(Element data from apps and pages)
------------------------------------------------------------

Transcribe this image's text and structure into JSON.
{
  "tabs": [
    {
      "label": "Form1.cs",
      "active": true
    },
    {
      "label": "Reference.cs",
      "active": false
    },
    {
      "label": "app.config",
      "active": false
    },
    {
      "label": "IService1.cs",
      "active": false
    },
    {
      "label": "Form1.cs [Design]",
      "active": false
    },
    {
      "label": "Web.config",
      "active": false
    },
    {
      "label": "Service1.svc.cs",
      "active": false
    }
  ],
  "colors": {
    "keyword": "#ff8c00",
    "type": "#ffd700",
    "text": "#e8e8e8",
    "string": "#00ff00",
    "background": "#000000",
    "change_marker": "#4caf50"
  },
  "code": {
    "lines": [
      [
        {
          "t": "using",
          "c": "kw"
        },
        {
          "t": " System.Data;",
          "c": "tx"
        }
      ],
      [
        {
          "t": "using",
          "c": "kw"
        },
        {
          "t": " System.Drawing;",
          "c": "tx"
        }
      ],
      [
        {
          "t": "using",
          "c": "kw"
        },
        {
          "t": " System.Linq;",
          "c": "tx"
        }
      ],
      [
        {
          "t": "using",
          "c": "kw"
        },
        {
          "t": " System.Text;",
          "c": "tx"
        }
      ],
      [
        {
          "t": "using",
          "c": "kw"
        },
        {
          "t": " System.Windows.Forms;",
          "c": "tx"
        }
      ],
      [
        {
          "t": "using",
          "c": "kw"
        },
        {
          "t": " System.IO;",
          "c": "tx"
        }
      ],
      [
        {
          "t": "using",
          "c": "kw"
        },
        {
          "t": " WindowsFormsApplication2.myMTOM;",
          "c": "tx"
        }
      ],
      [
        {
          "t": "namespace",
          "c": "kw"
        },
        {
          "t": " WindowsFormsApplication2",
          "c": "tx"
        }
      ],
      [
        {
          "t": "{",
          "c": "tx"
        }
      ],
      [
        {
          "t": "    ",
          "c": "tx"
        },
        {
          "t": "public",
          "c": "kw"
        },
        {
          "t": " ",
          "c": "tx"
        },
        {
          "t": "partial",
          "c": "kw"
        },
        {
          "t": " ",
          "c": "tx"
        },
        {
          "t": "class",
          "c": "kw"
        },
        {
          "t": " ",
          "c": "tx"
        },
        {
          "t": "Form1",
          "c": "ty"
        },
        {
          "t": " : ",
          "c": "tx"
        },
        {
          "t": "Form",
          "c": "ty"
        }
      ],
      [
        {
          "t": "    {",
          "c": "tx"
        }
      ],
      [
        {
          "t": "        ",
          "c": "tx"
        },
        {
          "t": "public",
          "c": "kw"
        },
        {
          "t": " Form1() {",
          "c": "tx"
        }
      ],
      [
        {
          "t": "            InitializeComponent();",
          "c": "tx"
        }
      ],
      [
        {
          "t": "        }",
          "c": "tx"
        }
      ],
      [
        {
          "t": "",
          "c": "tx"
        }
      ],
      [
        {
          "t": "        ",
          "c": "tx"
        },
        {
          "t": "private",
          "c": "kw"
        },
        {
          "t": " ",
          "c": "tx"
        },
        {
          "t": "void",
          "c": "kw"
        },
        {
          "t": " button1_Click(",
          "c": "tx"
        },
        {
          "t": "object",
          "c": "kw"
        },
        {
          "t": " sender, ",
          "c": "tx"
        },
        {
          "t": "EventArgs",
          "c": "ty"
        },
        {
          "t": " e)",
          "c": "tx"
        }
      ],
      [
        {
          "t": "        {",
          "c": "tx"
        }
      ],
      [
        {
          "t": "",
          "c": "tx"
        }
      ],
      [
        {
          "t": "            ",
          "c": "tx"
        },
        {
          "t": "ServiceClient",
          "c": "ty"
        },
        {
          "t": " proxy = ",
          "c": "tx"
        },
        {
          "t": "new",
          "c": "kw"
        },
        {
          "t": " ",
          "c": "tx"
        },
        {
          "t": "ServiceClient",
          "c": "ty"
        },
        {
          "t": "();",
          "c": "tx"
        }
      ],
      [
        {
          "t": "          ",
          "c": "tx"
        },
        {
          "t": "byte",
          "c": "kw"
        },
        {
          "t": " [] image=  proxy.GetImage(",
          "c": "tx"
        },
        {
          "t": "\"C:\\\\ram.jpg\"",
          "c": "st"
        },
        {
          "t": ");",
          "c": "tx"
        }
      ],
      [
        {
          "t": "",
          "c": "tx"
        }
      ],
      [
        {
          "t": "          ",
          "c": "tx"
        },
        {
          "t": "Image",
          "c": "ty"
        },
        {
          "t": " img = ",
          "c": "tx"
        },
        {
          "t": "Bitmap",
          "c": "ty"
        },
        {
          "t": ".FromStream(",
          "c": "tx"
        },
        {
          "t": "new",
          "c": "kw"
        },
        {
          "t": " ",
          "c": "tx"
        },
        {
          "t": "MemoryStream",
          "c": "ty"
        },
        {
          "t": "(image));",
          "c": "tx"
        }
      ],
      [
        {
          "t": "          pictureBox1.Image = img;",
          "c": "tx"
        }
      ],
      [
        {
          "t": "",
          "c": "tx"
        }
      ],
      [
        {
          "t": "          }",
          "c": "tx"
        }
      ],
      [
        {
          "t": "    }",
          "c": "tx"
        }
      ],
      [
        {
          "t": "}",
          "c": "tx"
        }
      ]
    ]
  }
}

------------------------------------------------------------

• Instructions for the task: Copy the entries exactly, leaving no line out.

• Result of this task:
Transcribe this image's text and structure into JSON.
{
  "tabs": [
    {
      "label": "Form1.cs",
      "active": true
    },
    {
      "label": "Reference.cs",
      "active": false
    },
    {
      "label": "app.config",
      "active": false
    },
    {
      "label": "IService1.cs",
      "active": false
    },
    {
      "label": "Form1.cs [Design]",
      "active": false
    },
    {
      "label": "Web.config",
      "active": false
    },
    {
      "label": "Service1.svc.cs",
      "active": false
    }
  ],
  "colors": {
    "keyword": "#ff8c00",
    "type": "#ffd700",
    "text": "#e8e8e8",
    "string": "#00ff00",
    "background": "#000000",
    "change_marker": "#4caf50"
  },
  "code": {
    "lines": [
      [
        {
          "t": "using",
          "c": "kw"
        },
        {
          "t": " System.Data;",
          "c": "tx"
        }
      ],
      [
        {
          "t": "using",
          "c": "kw"
        },
        {
          "t": " System.Drawing;",
          "c": "tx"
        }
      ],
      [
        {
          "t": "using",
          "c": "kw"
        },
        {
          "t": " System.Linq;",
          "c": "tx"
        }
      ],
      [
        {
          "t": "using",
          "c": "kw"
        },
        {
          "t": " System.Text;",
          "c": "tx"
        }
      ],
      [
        {
          "t": "using",
          "c": "kw"
        },
        {
          "t": " System.Windows.Forms;",
          "c": "tx"
        }
      ],
      [
        {
          "t": "using",
          "c": "kw"
        },
        {
          "t": " System.IO;",
          "c": "tx"
        }
      ],
      [
        {
          "t": "using",
          "c": "kw"
        },
        {
          "t": " WindowsFormsApplication2.myMTOM;",
          "c": "tx"
        }
      ],
      [
        {
          "t": "namespace",
          "c": "kw"
        },
        {
          "t": " WindowsFormsApplication2",
          "c": "tx"
        }
      ],
      [
        {
          "t": "{",
          "c": "tx"
        }
      ],
      [
        {
          "t": "    ",
          "c": "tx"
        },
        {
          "t": "public",
          "c": "kw"
        },
        {
          "t": " ",
          "c": "tx"
        },
        {
          "t": "partial",
          "c": "kw"
        },
        {
          "t": " ",
          "c": "tx"
        },
        {
          "t": "class",
          "c": "kw"
        },
        {
          "t": " ",
          "c": "tx"
        },
        {
          "t": "Form1",
          "c": "ty"
        },
        {
          "t": " : ",
          "c": "tx"
        },
        {
          "t": "Form",
          "c": "ty"
        }
      ],
      [
        {
          "t": "    {",
          "c": "tx"
        }
      ],
      [
        {
          "t": "        ",
          "c": "tx"
        },
        {
          "t": "public",
          "c": "kw"
        },
        {
          "t": " Form1() {",
          "c": "tx"
        }
      ],
      [
        {
          "t": "            InitializeComponent();",
          "c": "tx"
        }
      ],
      [
        {
          "t": "        }",
          "c": "tx"
        }
      ],
      [
        {
          "t": "",
          "c": "tx"
        }
      ],
      [
        {
          "t": "        ",
          "c": "tx"
        },
        {
          "t": "private",
          "c": "kw"
        },
        {
          "t": " ",
          "c": "tx"
        },
        {
          "t": "void",
          "c": "kw"
        },
        {
          "t": " button1_Click(",
          "c": "tx"
        },
        {
          "t": "object",
          "c": "kw"
        },
        {
          "t": " sender, ",
          "c": "tx"
        },
        {
          "t": "EventArgs",
          "c": "ty"
        },
        {
          "t": " e)",
          "c": "tx"
        }
      ],
      [
        {
          "t": "        {",
          "c": "tx"
        }
      ],
      [
        {
          "t": "",
          "c": "tx"
        }
      ],
      [
        {
          "t": "            ",
          "c": "tx"
        },
        {
          "t": "ServiceClient",
          "c": "ty"
        },
        {
          "t": " proxy = ",
          "c": "tx"
        },
        {
          "t": "new",
          "c": "kw"
        },
        {
          "t": " ",
          "c": "tx"
        },
        {
          "t": "ServiceClient",
          "c": "ty"
        },
        {
          "t": "();",
          "c": "tx"
        }
      ],
      [
        {
          "t": "          ",
          "c": "tx"
        },
        {
          "t": "byte",
          "c": "kw"
        },
        {
          "t": " [] image=  proxy.GetImage(",
          "c": "tx"
        },
        {
          "t": "\"C:\\\\ram.jpg\"",
          "c": "st"
        },
        {
          "t": ");",
          "c": "tx"
        }
      ],
      [
        {
          "t": "",
          "c": "tx"
        }
      ],
      [
        {
          "t": "          ",
          "c": "tx"
        },
        {
          "t": "Image",
          "c": "ty"
        },
        {
          "t": " img = ",
          "c": "tx"
        },
        {
          "t": "Bitmap",
          "c": "ty"
        },
        {
          "t": ".FromStream(",
          "c": "tx"
        },
        {
          "t": "new",
          "c": "kw"
        },
        {
          "t": " ",
          "c": "tx"
        },
        {
          "t": "MemoryStream",
          "c": "ty"
        },
        {
          "t": "(image));",
          "c": "tx"
        }
      ],
      [
        {
          "t": "          pictureBox1.Image = img;",
          "c": "tx"
        }
      ],
      [
        {
          "t": "",
          "c": "tx"
        }
      ],
      [
        {
          "t": "          }",
          "c": "tx"
        }
      ],
      [
        {
          "t": "    }",
          "c": "tx"
        }
      ],
      [
        {
          "t": "}",
          "c": "tx"
        }
      ]
    ]
  }
}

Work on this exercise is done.